“Having seen the water damage done by the stream that borders the properties on Anna Maria Drive, it is clear to me that this project deserves top priority in Johnson City’s project improvement list,” said Broome County Executive, Debbie Preston. “We thank the Governor and the State for providing funding for this very important priority and I certainly hope the Village pursues completion of this project as quickly as possible using the Community Rising funds.”
“Participating in the Community Reconstruction Program has been a great opportunity for Johnson City,” said Village of Johnson City Mayor Greg Deemie. “However, seeing this project move forward toward completion is a great achievement for all of those involved. This will help the area of our community impacted by this project to be better prepared for years to come.”
In order to carry out the stormwater management project, New York State has executed a Subrecipient Agreement (SRA) with the Village of Johnson City. The project will work to stabilize the drainage structure to reduce risk of localized flooding to downstream residents and businesses, as well as decrease stormwater runoff, protect riverine ecosystems and limit contributing to flood waters.

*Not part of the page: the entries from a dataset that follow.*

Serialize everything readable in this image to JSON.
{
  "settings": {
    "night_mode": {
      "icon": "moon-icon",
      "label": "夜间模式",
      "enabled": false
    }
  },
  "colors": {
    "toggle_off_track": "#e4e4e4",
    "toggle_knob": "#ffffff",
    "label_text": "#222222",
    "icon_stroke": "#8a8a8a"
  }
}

“As this project moves forward, it serves to exemplify the outstanding potential and results of the grassroots Community Reconstruction Program,” said Gail Domin, Co-Chair of the NY Rising Community Reconstruction Committee. “Through the bottom-up process, we have banded together as a community and worked collaboratively to produce a more resilient future for the Village of Johnson City, Broome County and the Southern Tier. We couldn’t be more thrilled.”
Established in June 2013, GOSR coordinates Statewide recovery efforts for Superstorm Sandy, Hurricane Irene, and Tropical Storm Lee. Through its NY Rising Housing Recovery, Small Business, Community Reconstruction, and Infrastructure programs, GOSR invests more than $4 billion made available through the U.S. Department of Housing & Urban Development’s (HUD) CDBG-DR Program to better prepare New York for future extreme weather events.
For more information go to www.stormrecovery.ny.gov.